The fire dies.
The silence returns.
Cold sets in.
For three long days we sit at our separate sites in a circle of our prayers, in the ashes of ourselves, and we fast. We mourn, cry, celebrate, sleep, circle, learn, listen, witness, carve, kill, create, write, paint, build, break, shiver, shake, throw, scream, dance, chant, pray, and sing; we rediscover, re-imagine, and re-envision ourselves; and finally, we reignite our souls.
On the fourth morning, as the sun emerges to rekindle the day with its light, we each emerge like the phoenix, and we return.
That day is a warm day, a campfire day, with hot soup, hot showers, warm potatoes, and the warm company of each other. It is a slow day of crafting and absorbing, expressing and releasing. We take our blank masks and enliven them with the color of our new truth.
As we continue circling—spiraling now in our new directions—smoke begins filling the valley. We share our stories.
The fire is spreading.
On the last night we release our prayers onto the wind in a purple bonfire at the riverside. They drift up to mingle with the smoke from the wildfire. (Three days later, driving down I-90 in Seattle, my companion notes the smoky air and says that the wind has carried the smoke all the way out here from Wenatchee. “And the prayers,” I add.)
The fires blaze wild in the night.
In the morning, the valley’s all a haze and there is new urgency hanging in the air. As we prepare to close the space, uniformed men come and tell us we have to evacuate by evening. The fire, started the night before we came, has finally reached us, the day we plan to leave.
Holding our own stories and each others, we say goodbye to this place, especially the trees who have been our guardians during those days. We leave them behind with a blessing, and new questions flicker to life in our minds: What will become of this place? What does the forest think of wildfire? Is it a feared enemy? A necessary evil? A welcome friend? Or simply a sign of change? Do trees mourn their own deaths? Do they resist it?
Before crossing the river, I stand facing a tree, my arm extended so my palm caresses the bark. I feel the tree’s energy flowing through me. I sense a hint of fear but mostly knowing, mostly understanding: the fire comes not to destroy, but to renew. “You have to die to be reborn.”
We cross the river.
On the other side, winding up the dirt road, we see the leaves have newly turned, burned with the cold. They are bursting flames of red, standing out suddenly against the evergreen—initiated into their new stage. The new season begins. The fire blazes around us. Our hearts burn with new commitments to ourselves, to our people, and to our Earth. The fire blazes within us.

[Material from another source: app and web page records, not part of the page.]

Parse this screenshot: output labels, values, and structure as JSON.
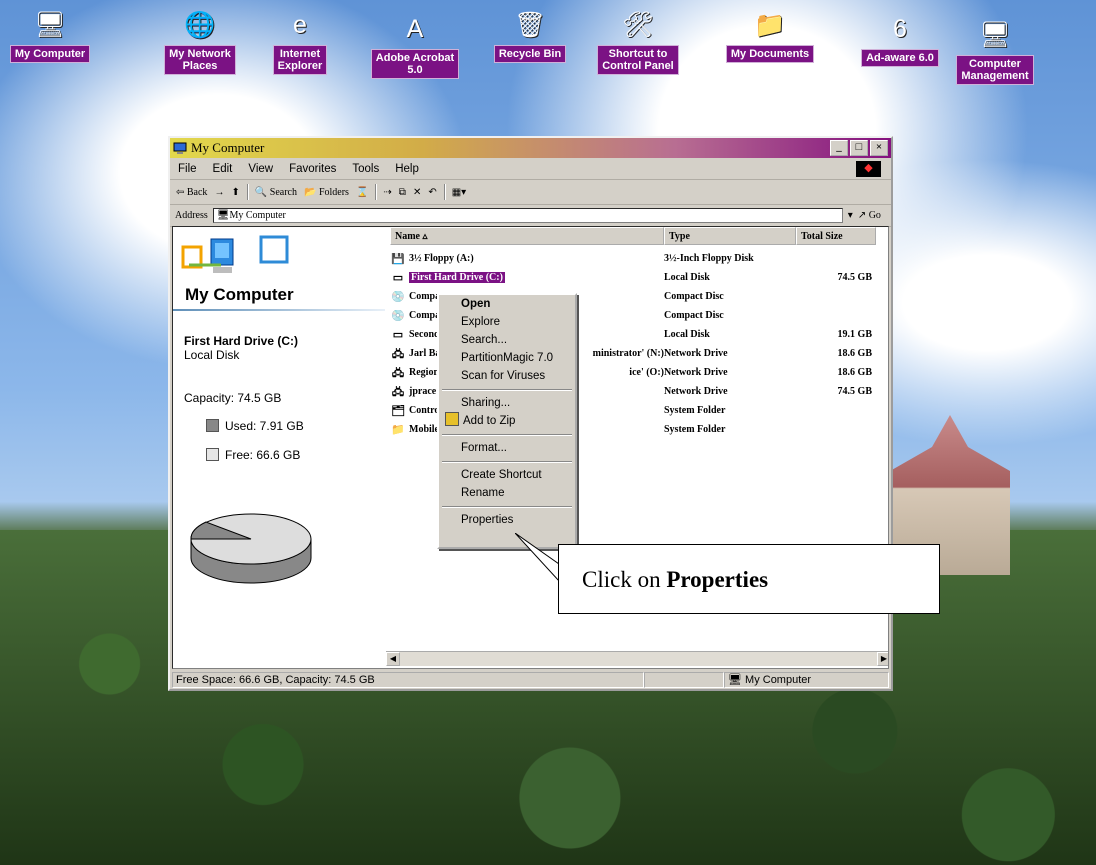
{
  "desktop": {
    "icons": [
      {
        "label": "My Computer",
        "symbol": "🖥"
      },
      {
        "label": "My Network\nPlaces",
        "symbol": "🌐"
      },
      {
        "label": "Internet\nExplorer",
        "symbol": "e"
      },
      {
        "label": "Adobe Acrobat\n5.0",
        "symbol": "A"
      },
      {
        "label": "Recycle Bin",
        "symbol": "🗑"
      },
      {
        "label": "Shortcut to\nControl Panel",
        "symbol": "🛠"
      },
      {
        "label": "My Documents",
        "symbol": "📁"
      },
      {
        "label": "Ad-aware 6.0",
        "symbol": "6"
      },
      {
        "label": "Computer\nManagement",
        "symbol": "🖥"
      }
    ]
  },
  "window": {
    "title": "My Computer",
    "menu": [
      "File",
      "Edit",
      "View",
      "Favorites",
      "Tools",
      "Help"
    ],
    "toolbar": {
      "back": "⇦ Back",
      "search": "Search",
      "folders": "Folders"
    },
    "address": {
      "label": "Address",
      "value": "My Computer",
      "go": "Go"
    },
    "left": {
      "title": "My Computer",
      "drive": "First Hard Drive (C:)",
      "drive_type": "Local Disk",
      "capacity": "Capacity: 74.5 GB",
      "used": "Used: 7.91 GB",
      "free": "Free: 66.6 GB"
    },
    "columns": [
      "Name",
      "Type",
      "Total Size"
    ],
    "files": [
      {
        "name": "3½ Floppy (A:)",
        "type": "3½-Inch Floppy Disk",
        "size": "",
        "icon": "💾"
      },
      {
        "name": "First Hard Drive (C:)",
        "type": "Local Disk",
        "size": "74.5 GB",
        "icon": "▭",
        "selected": true
      },
      {
        "name": "Compa",
        "type": "Compact Disc",
        "size": "",
        "icon": "💿"
      },
      {
        "name": "Compa",
        "type": "Compact Disc",
        "size": "",
        "icon": "💿"
      },
      {
        "name": "Second",
        "type": "Local Disk",
        "size": "19.1 GB",
        "icon": "▭"
      },
      {
        "name": "Jarl Ba",
        "tail": "ministrator' (N:)",
        "type": "Network Drive",
        "size": "18.6 GB",
        "icon": "🖧"
      },
      {
        "name": "Region",
        "tail": "ice' (O:)",
        "type": "Network Drive",
        "size": "18.6 GB",
        "icon": "🖧"
      },
      {
        "name": "jprace",
        "type": "Network Drive",
        "size": "74.5 GB",
        "icon": "🖧"
      },
      {
        "name": "Control",
        "type": "System Folder",
        "size": "",
        "icon": "🗂"
      },
      {
        "name": "Mobile",
        "type": "System Folder",
        "size": "",
        "icon": "📁"
      }
    ],
    "status": {
      "left": "Free Space: 66.6 GB, Capacity: 74.5 GB",
      "right": "My Computer"
    }
  },
  "context_menu": {
    "items": [
      "Open",
      "Explore",
      "Search...",
      "PartitionMagic 7.0",
      "Scan for Viruses",
      "Sharing...",
      "Add to Zip",
      "Format...",
      "Create Shortcut",
      "Rename",
      "Properties"
    ]
  },
  "callout": {
    "prefix": "Click on ",
    "bold": "Properties"
  },
  "colors": {
    "selection": "#7b1284",
    "window": "#d4d0c8",
    "title_start": "#e2d84c",
    "title_end": "#84117f"
  },
  "disk_usage": {
    "used_fraction": 0.106,
    "free_fraction": 0.894
  }
}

As we drive out of the valley, the sun is hazed over in a thick smoke, but our vision is clear.
Written by Alex Eisenberg, October 2012